--- What the exercise asks ---
Copy all entries exactly, and wherever an entry holds a picture, leave that picture out.

--- Component data from apps and pages ---
* * *
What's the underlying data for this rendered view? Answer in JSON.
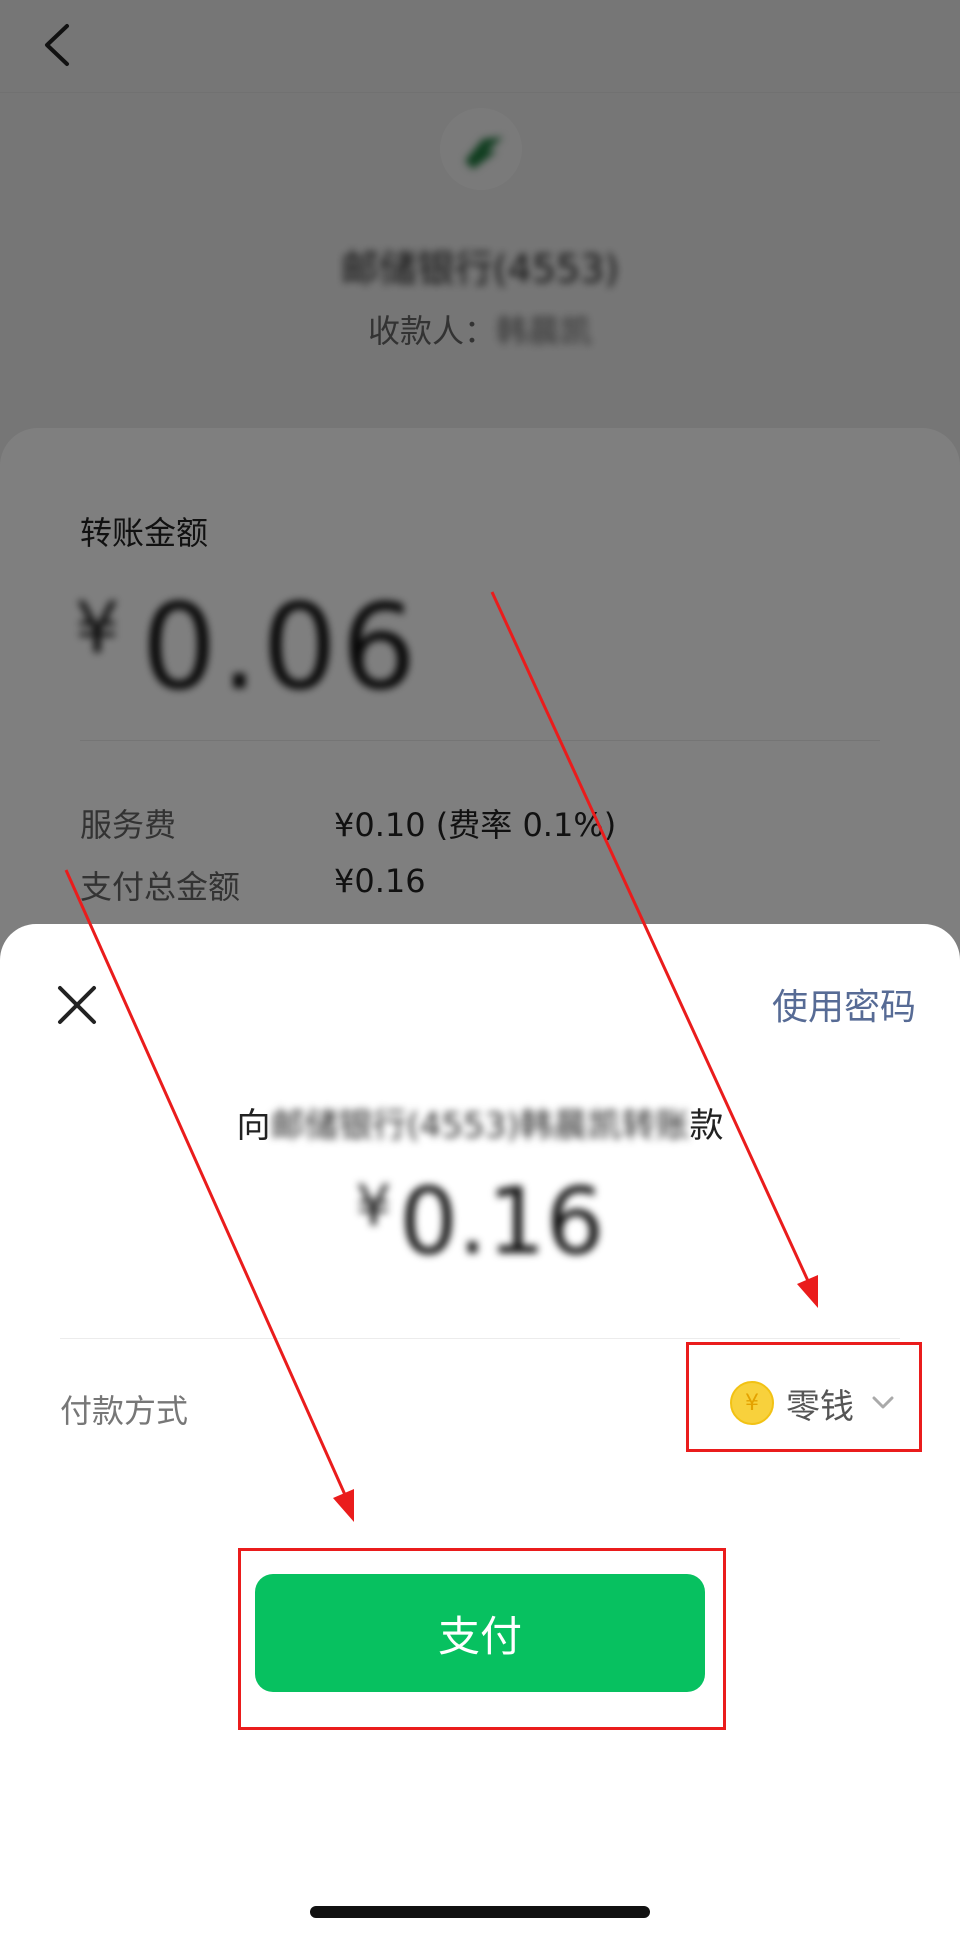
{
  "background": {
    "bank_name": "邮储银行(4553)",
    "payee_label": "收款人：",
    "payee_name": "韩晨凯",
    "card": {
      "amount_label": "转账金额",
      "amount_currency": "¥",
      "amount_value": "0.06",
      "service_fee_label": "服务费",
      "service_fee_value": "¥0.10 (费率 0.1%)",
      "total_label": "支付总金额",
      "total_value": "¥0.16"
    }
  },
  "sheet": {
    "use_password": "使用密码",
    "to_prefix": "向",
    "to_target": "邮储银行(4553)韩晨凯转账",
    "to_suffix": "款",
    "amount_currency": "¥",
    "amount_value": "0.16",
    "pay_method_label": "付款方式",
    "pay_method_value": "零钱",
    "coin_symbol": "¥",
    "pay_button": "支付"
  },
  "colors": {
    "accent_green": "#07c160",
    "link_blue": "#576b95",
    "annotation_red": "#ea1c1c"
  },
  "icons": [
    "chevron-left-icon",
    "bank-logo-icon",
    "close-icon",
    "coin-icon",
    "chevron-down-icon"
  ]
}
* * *
--- Result of the task ---
What's the underlying data for this rendered view? Answer in JSON.
{
  "background": {
    "bank_name": "邮储银行(4553)",
    "payee_label": "收款人：",
    "payee_name": "韩晨凯",
    "card": {
      "amount_label": "转账金额",
      "amount_currency": "¥",
      "amount_value": "0.06",
      "service_fee_label": "服务费",
      "service_fee_value": "¥0.10 (费率 0.1%)",
      "total_label": "支付总金额",
      "total_value": "¥0.16"
    }
  },
  "sheet": {
    "use_password": "使用密码",
    "to_prefix": "向",
    "to_target": "邮储银行(4553)韩晨凯转账",
    "to_suffix": "款",
    "amount_currency": "¥",
    "amount_value": "0.16",
    "pay_method_label": "付款方式",
    "pay_method_value": "零钱",
    "coin_symbol": "¥",
    "pay_button": "支付"
  },
  "colors": {
    "accent_green": "#07c160",
    "link_blue": "#576b95",
    "annotation_red": "#ea1c1c"
  },
  "icons": [
    "chevron-left-icon",
    "bank-logo-icon",
    "close-icon",
    "coin-icon",
    "chevron-down-icon"
  ]
}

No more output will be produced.